Records provided: Begin

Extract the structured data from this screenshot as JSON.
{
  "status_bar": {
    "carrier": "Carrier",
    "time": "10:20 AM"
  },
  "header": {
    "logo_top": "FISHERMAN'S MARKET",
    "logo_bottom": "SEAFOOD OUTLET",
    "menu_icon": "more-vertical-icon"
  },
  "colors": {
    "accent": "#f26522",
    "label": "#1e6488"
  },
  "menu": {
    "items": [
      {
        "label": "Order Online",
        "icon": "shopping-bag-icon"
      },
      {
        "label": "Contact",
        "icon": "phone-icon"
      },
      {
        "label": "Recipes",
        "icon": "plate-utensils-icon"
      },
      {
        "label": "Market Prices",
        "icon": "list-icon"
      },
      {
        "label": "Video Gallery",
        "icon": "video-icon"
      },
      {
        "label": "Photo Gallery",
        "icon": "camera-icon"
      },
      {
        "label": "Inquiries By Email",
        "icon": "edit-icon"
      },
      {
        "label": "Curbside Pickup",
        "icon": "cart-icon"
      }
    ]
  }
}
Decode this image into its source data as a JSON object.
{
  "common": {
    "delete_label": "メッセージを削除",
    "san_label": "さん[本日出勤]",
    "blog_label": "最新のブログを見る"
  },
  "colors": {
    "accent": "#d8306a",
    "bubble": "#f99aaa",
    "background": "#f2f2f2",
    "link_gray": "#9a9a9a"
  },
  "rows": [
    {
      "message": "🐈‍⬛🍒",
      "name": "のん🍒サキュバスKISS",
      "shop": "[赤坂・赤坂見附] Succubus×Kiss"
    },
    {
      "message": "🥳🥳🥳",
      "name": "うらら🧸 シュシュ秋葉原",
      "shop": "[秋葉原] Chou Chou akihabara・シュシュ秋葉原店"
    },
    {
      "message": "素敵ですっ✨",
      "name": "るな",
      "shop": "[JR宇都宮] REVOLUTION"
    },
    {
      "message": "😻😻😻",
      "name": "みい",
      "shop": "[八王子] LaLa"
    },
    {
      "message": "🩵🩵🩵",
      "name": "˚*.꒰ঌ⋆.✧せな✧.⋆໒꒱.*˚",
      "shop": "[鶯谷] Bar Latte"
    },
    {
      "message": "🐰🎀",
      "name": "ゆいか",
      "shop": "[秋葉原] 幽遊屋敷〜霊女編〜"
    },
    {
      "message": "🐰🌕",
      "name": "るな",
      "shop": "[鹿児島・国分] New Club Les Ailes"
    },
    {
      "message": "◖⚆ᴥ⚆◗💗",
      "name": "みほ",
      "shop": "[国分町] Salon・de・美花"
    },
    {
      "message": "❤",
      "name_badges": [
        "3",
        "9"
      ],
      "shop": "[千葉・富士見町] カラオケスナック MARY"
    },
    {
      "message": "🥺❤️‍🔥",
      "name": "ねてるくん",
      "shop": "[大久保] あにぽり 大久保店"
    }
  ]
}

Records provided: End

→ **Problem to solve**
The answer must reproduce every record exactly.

→ **Result of the task**
Extract the structured data from this screenshot as JSON.
{
  "status_bar": {
    "carrier": "Carrier",
    "time": "10:20 AM"
  },
  "header": {
    "logo_top": "FISHERMAN'S MARKET",
    "logo_bottom": "SEAFOOD OUTLET",
    "menu_icon": "more-vertical-icon"
  },
  "colors": {
    "accent": "#f26522",
    "label": "#1e6488"
  },
  "menu": {
    "items": [
      {
        "label": "Order Online",
        "icon": "shopping-bag-icon"
      },
      {
        "label": "Contact",
        "icon": "phone-icon"
      },
      {
        "label": "Recipes",
        "icon": "plate-utensils-icon"
      },
      {
        "label": "Market Prices",
        "icon": "list-icon"
      },
      {
        "label": "Video Gallery",
        "icon": "video-icon"
      },
      {
        "label": "Photo Gallery",
        "icon": "camera-icon"
      },
      {
        "label": "Inquiries By Email",
        "icon": "edit-icon"
      },
      {
        "label": "Curbside Pickup",
        "icon": "cart-icon"
      }
    ]
  }
}
Decode this image into its source data as a JSON object.
{
  "common": {
    "delete_label": "メッセージを削除",
    "san_label": "さん[本日出勤]",
    "blog_label": "最新のブログを見る"
  },
  "colors": {
    "accent": "#d8306a",
    "bubble": "#f99aaa",
    "background": "#f2f2f2",
    "link_gray": "#9a9a9a"
  },
  "rows": [
    {
      "message": "🐈‍⬛🍒",
      "name": "のん🍒サキュバスKISS",
      "shop": "[赤坂・赤坂見附] Succubus×Kiss"
    },
    {
      "message": "🥳🥳🥳",
      "name": "うらら🧸 シュシュ秋葉原",
      "shop": "[秋葉原] Chou Chou akihabara・シュシュ秋葉原店"
    },
    {
      "message": "素敵ですっ✨",
      "name": "るな",
      "shop": "[JR宇都宮] REVOLUTION"
    },
    {
      "message": "😻😻😻",
      "name": "みい",
      "shop": "[八王子] LaLa"
    },
    {
      "message": "🩵🩵🩵",
      "name": "˚*.꒰ঌ⋆.✧せな✧.⋆໒꒱.*˚",
      "shop": "[鶯谷] Bar Latte"
    },
    {
      "message": "🐰🎀",
      "name": "ゆいか",
      "shop": "[秋葉原] 幽遊屋敷〜霊女編〜"
    },
    {
      "message": "🐰🌕",
      "name": "るな",
      "shop": "[鹿児島・国分] New Club Les Ailes"
    },
    {
      "message": "◖⚆ᴥ⚆◗💗",
      "name": "みほ",
      "shop": "[国分町] Salon・de・美花"
    },
    {
      "message": "❤",
      "name_badges": [
        "3",
        "9"
      ],
      "shop": "[千葉・富士見町] カラオケスナック MARY"
    },
    {
      "message": "🥺❤️‍🔥",
      "name": "ねてるくん",
      "shop": "[大久保] あにぽり 大久保店"
    }
  ]
}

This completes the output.